(Data records for software interfaces)
◇ ◇ ◇ ◇ ◇
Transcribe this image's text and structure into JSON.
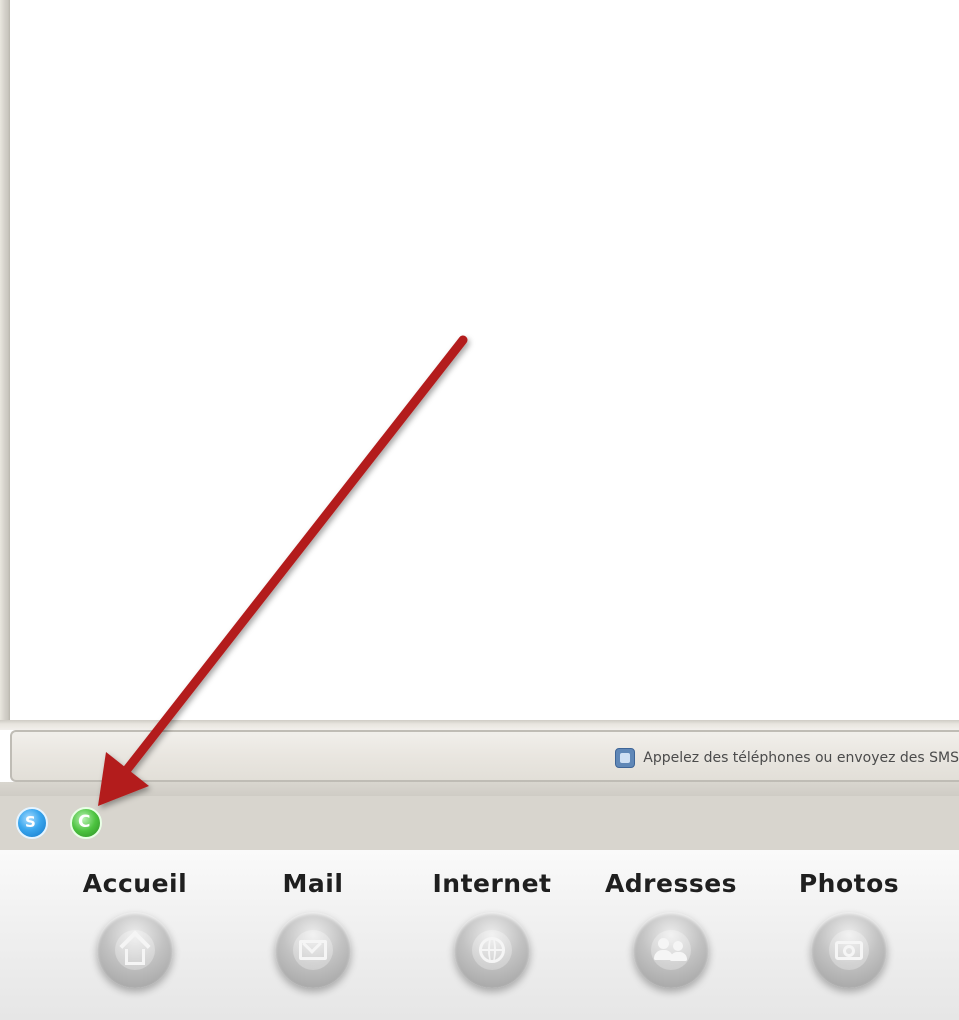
{
  "status_bar": {
    "message": "Appelez des téléphones ou envoyez des SMS",
    "icon": "phone-icon"
  },
  "tray": {
    "items": [
      {
        "icon": "skype-icon",
        "glyph": "S"
      },
      {
        "icon": "call-phone-icon",
        "glyph": "C"
      }
    ]
  },
  "dock": {
    "items": [
      {
        "label": "Accueil",
        "icon": "home-icon"
      },
      {
        "label": "Mail",
        "icon": "mail-icon"
      },
      {
        "label": "Internet",
        "icon": "globe-icon"
      },
      {
        "label": "Adresses",
        "icon": "contacts-icon"
      },
      {
        "label": "Photos",
        "icon": "camera-icon"
      }
    ]
  },
  "annotation": {
    "arrow_color": "#b31b1b",
    "points_to": "call-phone-icon"
  }
}
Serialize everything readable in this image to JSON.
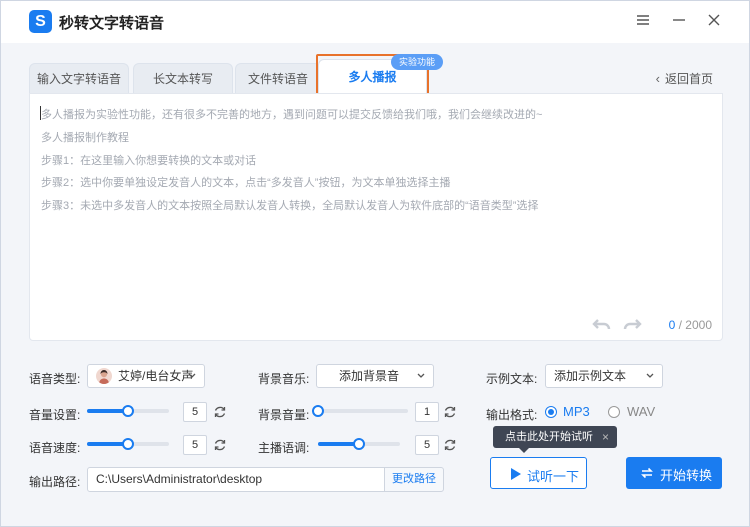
{
  "app": {
    "title": "秒转文字转语音",
    "logo_letter": "S"
  },
  "window_controls": [
    "menu-icon",
    "minimize-icon",
    "close-icon"
  ],
  "tabs": [
    {
      "label": "输入文字转语音",
      "active": false
    },
    {
      "label": "长文本转写",
      "active": false
    },
    {
      "label": "文件转语音",
      "active": false
    },
    {
      "label": "多人播报",
      "active": true
    }
  ],
  "beta_badge": "实验功能",
  "back_link": "返回首页",
  "editor": {
    "lines": [
      "多人播报为实验性功能，还有很多不完善的地方，遇到问题可以提交反馈给我们哦，我们会继续改进的~",
      "多人播报制作教程",
      "步骤1：在这里输入你想要转换的文本或对话",
      "步骤2：选中你要单独设定发音人的文本，点击“多发音人”按钮，为文本单独选择主播",
      "步骤3：未选中多发音人的文本按照全局默认发音人转换，全局默认发音人为软件底部的“语音类型”选择"
    ],
    "char_count": "0",
    "char_limit": "/ 2000"
  },
  "settings": {
    "voice_type_label": "语音类型:",
    "voice_type_value": "艾婷/电台女声",
    "bgm_label": "背景音乐:",
    "bgm_value": "添加背景音",
    "example_label": "示例文本:",
    "example_value": "添加示例文本",
    "volume_label": "音量设置:",
    "volume_value": "5",
    "volume_level": 0.5,
    "bg_volume_label": "背景音量:",
    "bg_volume_value": "1",
    "bg_volume_level": 0.0,
    "format_label": "输出格式:",
    "format_options": [
      {
        "label": "MP3",
        "selected": true
      },
      {
        "label": "WAV",
        "selected": false
      }
    ],
    "speed_label": "语音速度:",
    "speed_value": "5",
    "speed_level": 0.5,
    "tone_label": "主播语调:",
    "tone_value": "5",
    "tone_level": 0.5,
    "output_path_label": "输出路径:",
    "output_path_value": "C:\\Users\\Administrator\\desktop",
    "change_path_label": "更改路径"
  },
  "tooltip": {
    "text": "点击此处开始试听",
    "close": "×"
  },
  "buttons": {
    "listen": "试听一下",
    "start": "开始转换"
  },
  "colors": {
    "accent": "#1a7cf0",
    "highlight": "#e8722b"
  }
}
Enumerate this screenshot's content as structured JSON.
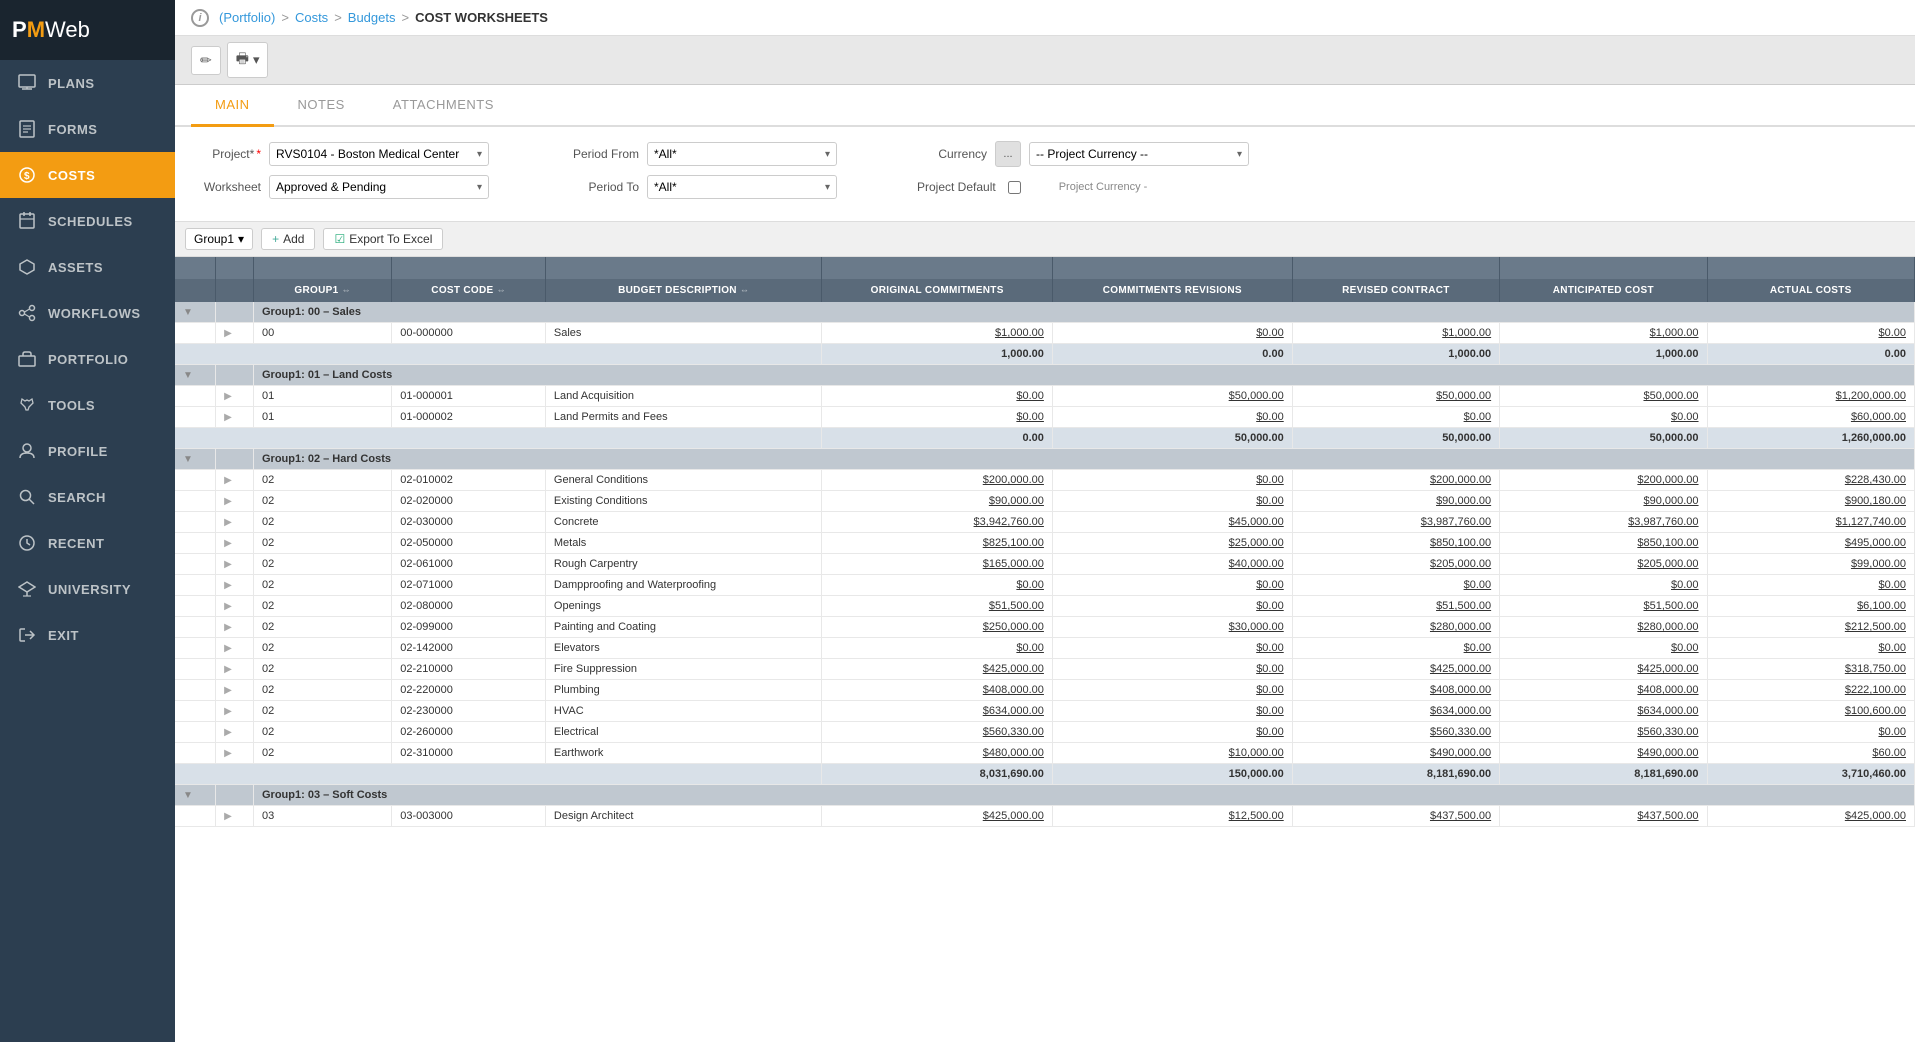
{
  "app": {
    "logo_pm": "PM",
    "logo_web": "Web"
  },
  "breadcrumb": {
    "info_label": "i",
    "portfolio_label": "(Portfolio)",
    "sep1": ">",
    "costs_label": "Costs",
    "sep2": ">",
    "budgets_label": "Budgets",
    "sep3": ">",
    "current_label": "COST WORKSHEETS"
  },
  "toolbar": {
    "edit_icon": "✏",
    "print_icon": "🖶",
    "print_dropdown": "▾"
  },
  "tabs": [
    {
      "id": "main",
      "label": "MAIN",
      "active": true
    },
    {
      "id": "notes",
      "label": "NOTES",
      "active": false
    },
    {
      "id": "attachments",
      "label": "ATTACHMENTS",
      "active": false
    }
  ],
  "form": {
    "project_label": "Project*",
    "project_value": "RVS0104 - Boston Medical Center",
    "worksheet_label": "Worksheet",
    "worksheet_value": "Approved & Pending",
    "period_from_label": "Period From",
    "period_from_value": "*All*",
    "period_to_label": "Period To",
    "period_to_value": "*All*",
    "currency_label": "Currency",
    "currency_btn": "...",
    "currency_value": "-- Project Currency --",
    "project_default_label": "Project Default",
    "project_currency_label": "Project Currency -"
  },
  "table_controls": {
    "group_selector_label": "Group1",
    "group_dropdown": "▾",
    "add_label": "+ Add",
    "export_label": "Export To Excel",
    "export_icon": "☑"
  },
  "table": {
    "col_headers": [
      "GROUP1",
      "COST CODE",
      "BUDGET DESCRIPTION",
      "ORIGINAL COMMITMENTS",
      "COMMITMENTS REVISIONS",
      "REVISED CONTRACT",
      "ANTICIPATED COST",
      "ACTUAL COSTS"
    ],
    "groups": [
      {
        "id": "00",
        "name": "Group1: 00 – Sales",
        "rows": [
          {
            "group": "00",
            "cost_code": "00-000000",
            "desc": "Sales",
            "orig": "$1,000.00",
            "rev": "$0.00",
            "revised": "$1,000.00",
            "anticipated": "$1,000.00",
            "actual": "$0.00"
          }
        ],
        "subtotal": {
          "orig": "1,000.00",
          "rev": "0.00",
          "revised": "1,000.00",
          "anticipated": "1,000.00",
          "actual": "0.00"
        }
      },
      {
        "id": "01",
        "name": "Group1: 01 – Land Costs",
        "rows": [
          {
            "group": "01",
            "cost_code": "01-000001",
            "desc": "Land Acquisition",
            "orig": "$0.00",
            "rev": "$50,000.00",
            "revised": "$50,000.00",
            "anticipated": "$50,000.00",
            "actual": "$1,200,000.00"
          },
          {
            "group": "01",
            "cost_code": "01-000002",
            "desc": "Land Permits and Fees",
            "orig": "$0.00",
            "rev": "$0.00",
            "revised": "$0.00",
            "anticipated": "$0.00",
            "actual": "$60,000.00"
          }
        ],
        "subtotal": {
          "orig": "0.00",
          "rev": "50,000.00",
          "revised": "50,000.00",
          "anticipated": "50,000.00",
          "actual": "1,260,000.00"
        }
      },
      {
        "id": "02",
        "name": "Group1: 02 – Hard Costs",
        "rows": [
          {
            "group": "02",
            "cost_code": "02-010002",
            "desc": "General Conditions",
            "orig": "$200,000.00",
            "rev": "$0.00",
            "revised": "$200,000.00",
            "anticipated": "$200,000.00",
            "actual": "$228,430.00"
          },
          {
            "group": "02",
            "cost_code": "02-020000",
            "desc": "Existing Conditions",
            "orig": "$90,000.00",
            "rev": "$0.00",
            "revised": "$90,000.00",
            "anticipated": "$90,000.00",
            "actual": "$900,180.00"
          },
          {
            "group": "02",
            "cost_code": "02-030000",
            "desc": "Concrete",
            "orig": "$3,942,760.00",
            "rev": "$45,000.00",
            "revised": "$3,987,760.00",
            "anticipated": "$3,987,760.00",
            "actual": "$1,127,740.00"
          },
          {
            "group": "02",
            "cost_code": "02-050000",
            "desc": "Metals",
            "orig": "$825,100.00",
            "rev": "$25,000.00",
            "revised": "$850,100.00",
            "anticipated": "$850,100.00",
            "actual": "$495,000.00"
          },
          {
            "group": "02",
            "cost_code": "02-061000",
            "desc": "Rough Carpentry",
            "orig": "$165,000.00",
            "rev": "$40,000.00",
            "revised": "$205,000.00",
            "anticipated": "$205,000.00",
            "actual": "$99,000.00"
          },
          {
            "group": "02",
            "cost_code": "02-071000",
            "desc": "Dampproofing and Waterproofing",
            "orig": "$0.00",
            "rev": "$0.00",
            "revised": "$0.00",
            "anticipated": "$0.00",
            "actual": "$0.00"
          },
          {
            "group": "02",
            "cost_code": "02-080000",
            "desc": "Openings",
            "orig": "$51,500.00",
            "rev": "$0.00",
            "revised": "$51,500.00",
            "anticipated": "$51,500.00",
            "actual": "$6,100.00"
          },
          {
            "group": "02",
            "cost_code": "02-099000",
            "desc": "Painting and Coating",
            "orig": "$250,000.00",
            "rev": "$30,000.00",
            "revised": "$280,000.00",
            "anticipated": "$280,000.00",
            "actual": "$212,500.00"
          },
          {
            "group": "02",
            "cost_code": "02-142000",
            "desc": "Elevators",
            "orig": "$0.00",
            "rev": "$0.00",
            "revised": "$0.00",
            "anticipated": "$0.00",
            "actual": "$0.00"
          },
          {
            "group": "02",
            "cost_code": "02-210000",
            "desc": "Fire Suppression",
            "orig": "$425,000.00",
            "rev": "$0.00",
            "revised": "$425,000.00",
            "anticipated": "$425,000.00",
            "actual": "$318,750.00"
          },
          {
            "group": "02",
            "cost_code": "02-220000",
            "desc": "Plumbing",
            "orig": "$408,000.00",
            "rev": "$0.00",
            "revised": "$408,000.00",
            "anticipated": "$408,000.00",
            "actual": "$222,100.00"
          },
          {
            "group": "02",
            "cost_code": "02-230000",
            "desc": "HVAC",
            "orig": "$634,000.00",
            "rev": "$0.00",
            "revised": "$634,000.00",
            "anticipated": "$634,000.00",
            "actual": "$100,600.00"
          },
          {
            "group": "02",
            "cost_code": "02-260000",
            "desc": "Electrical",
            "orig": "$560,330.00",
            "rev": "$0.00",
            "revised": "$560,330.00",
            "anticipated": "$560,330.00",
            "actual": "$0.00"
          },
          {
            "group": "02",
            "cost_code": "02-310000",
            "desc": "Earthwork",
            "orig": "$480,000.00",
            "rev": "$10,000.00",
            "revised": "$490,000.00",
            "anticipated": "$490,000.00",
            "actual": "$60.00"
          }
        ],
        "subtotal": {
          "orig": "8,031,690.00",
          "rev": "150,000.00",
          "revised": "8,181,690.00",
          "anticipated": "8,181,690.00",
          "actual": "3,710,460.00"
        }
      },
      {
        "id": "03",
        "name": "Group1: 03 – Soft Costs",
        "rows": [
          {
            "group": "03",
            "cost_code": "03-003000",
            "desc": "Design Architect",
            "orig": "$425,000.00",
            "rev": "$12,500.00",
            "revised": "$437,500.00",
            "anticipated": "$437,500.00",
            "actual": "$425,000.00"
          }
        ],
        "subtotal": null
      }
    ]
  },
  "nav": {
    "plans_label": "PLANS",
    "forms_label": "FORMS",
    "costs_label": "COSTS",
    "schedules_label": "SCHEDULES",
    "assets_label": "ASSETS",
    "workflows_label": "WORKFLOWS",
    "portfolio_label": "PORTFOLIO",
    "tools_label": "TOOLS",
    "profile_label": "PROFILE",
    "search_label": "SEARCH",
    "recent_label": "RECENT",
    "university_label": "UNIVERSITY",
    "exit_label": "EXIT"
  }
}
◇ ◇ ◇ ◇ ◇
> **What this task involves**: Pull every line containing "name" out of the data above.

> **Response**:
        "name": "Group1: 00 – Sales",
        "name": "Group1: 01 – Land Costs",
        "name": "Group1: 02 – Hard Costs",
        "name": "Group1: 03 – Soft Costs",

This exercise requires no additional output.